Subject: Mid-Atlantic United States & Great Lakes
Period: 1794 (dated)
Color: Hand Color
26 x 18.8 inches
66 x 47.8 cm
This is probably one of the most popular contemporary maps depicting the new United States. It is a derivative of the Lewis Evans map originally published by Thomas Kitchin in 1756. Evans' map contributed enormously to the cartographic knowledge of the Ohio Valley and was the first map to indicate the presence of petroleum in Pennsylvania and coal in Ohio, as well as denoting important passages through the Appalachians. Evans relied on the Fry/Jefferson map of Virginia and Maryland to depict the Virginia portion of his map, although he corrected the great bend in the Potomac River. The coastline from Chesapeake to Narragansett Bay is carefully delineated, and substantial detail appears westward as far as present-day Indiana. The large inset, A Sketch of the Upper Parts - to show the Remainder of the Lakes, focuses on the region of the Welinis or Illinois Indian nation, with Fort Detroit noted. The map is filled with fascinating notations. Originally issued by Thomas Kitchin in 1756, the plate went through numerous re-issues while passing through the possession of Thomas Jefferys, Sayer & Jefferys, Sayer & Bennett, and finally, Laurie & Whittle in 1794.

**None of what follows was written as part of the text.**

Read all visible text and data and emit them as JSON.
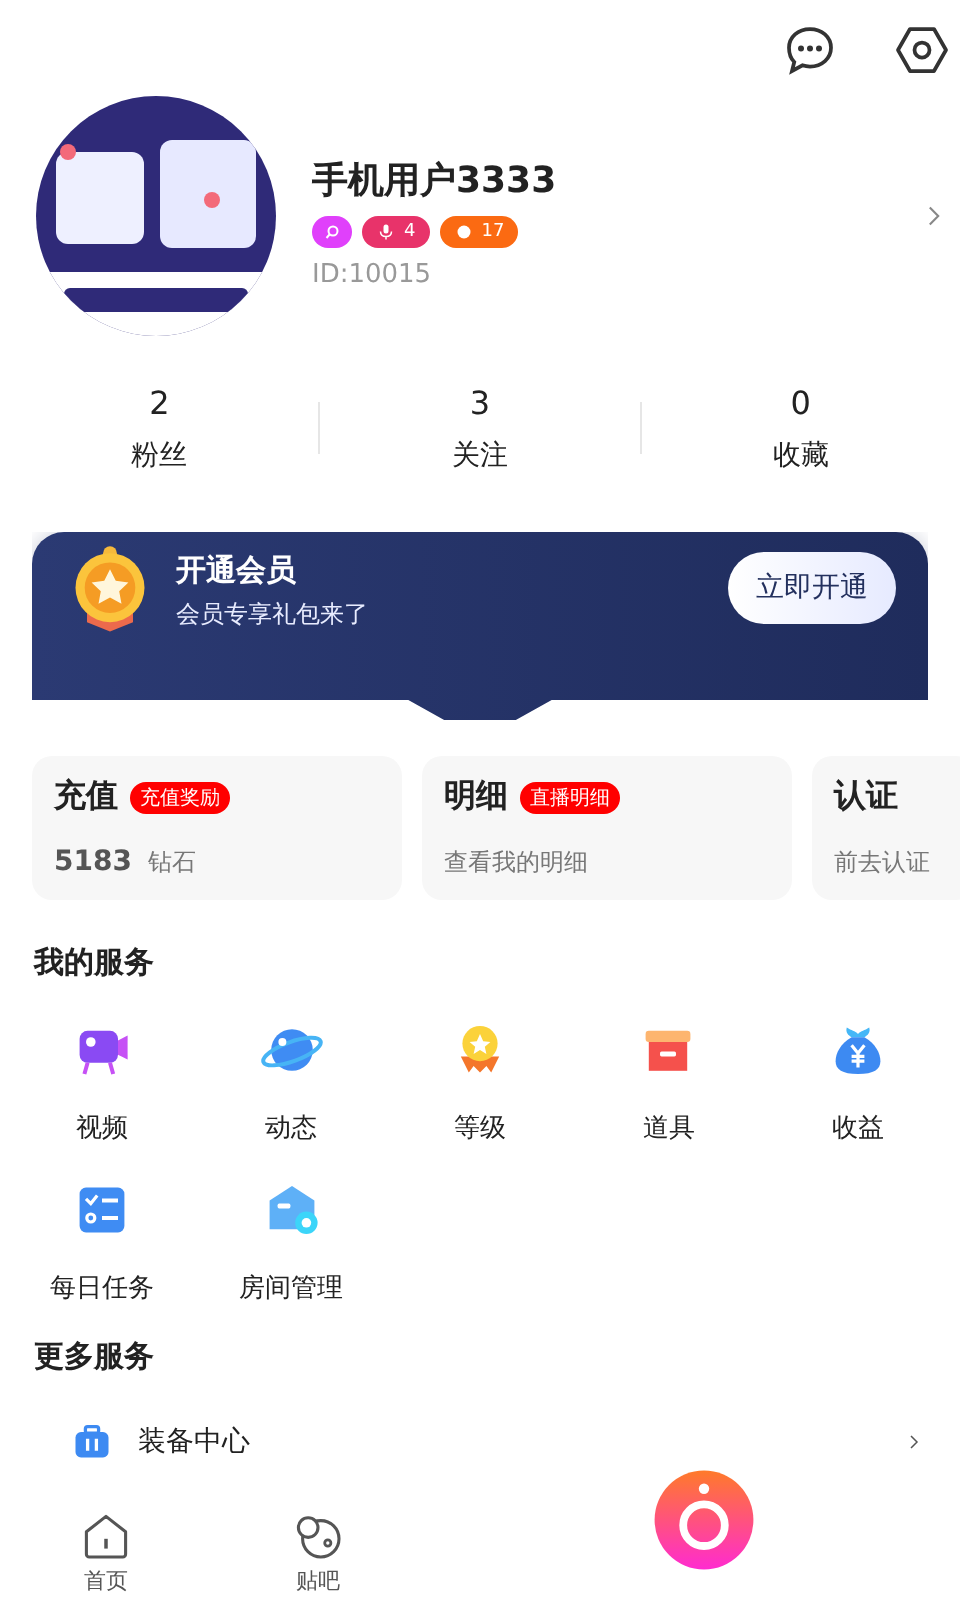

References: McCorkle #794.6; Tooley (Amer) p. 68, #30h; Stephenson & McKee, p. 53-54.
Original color on thick paper with light offsetting, toning along centerfold, and a couple of spots of foxing. There are a couple of short, archivally repaired separations along centerfold and a tiny hole in Rhode Island.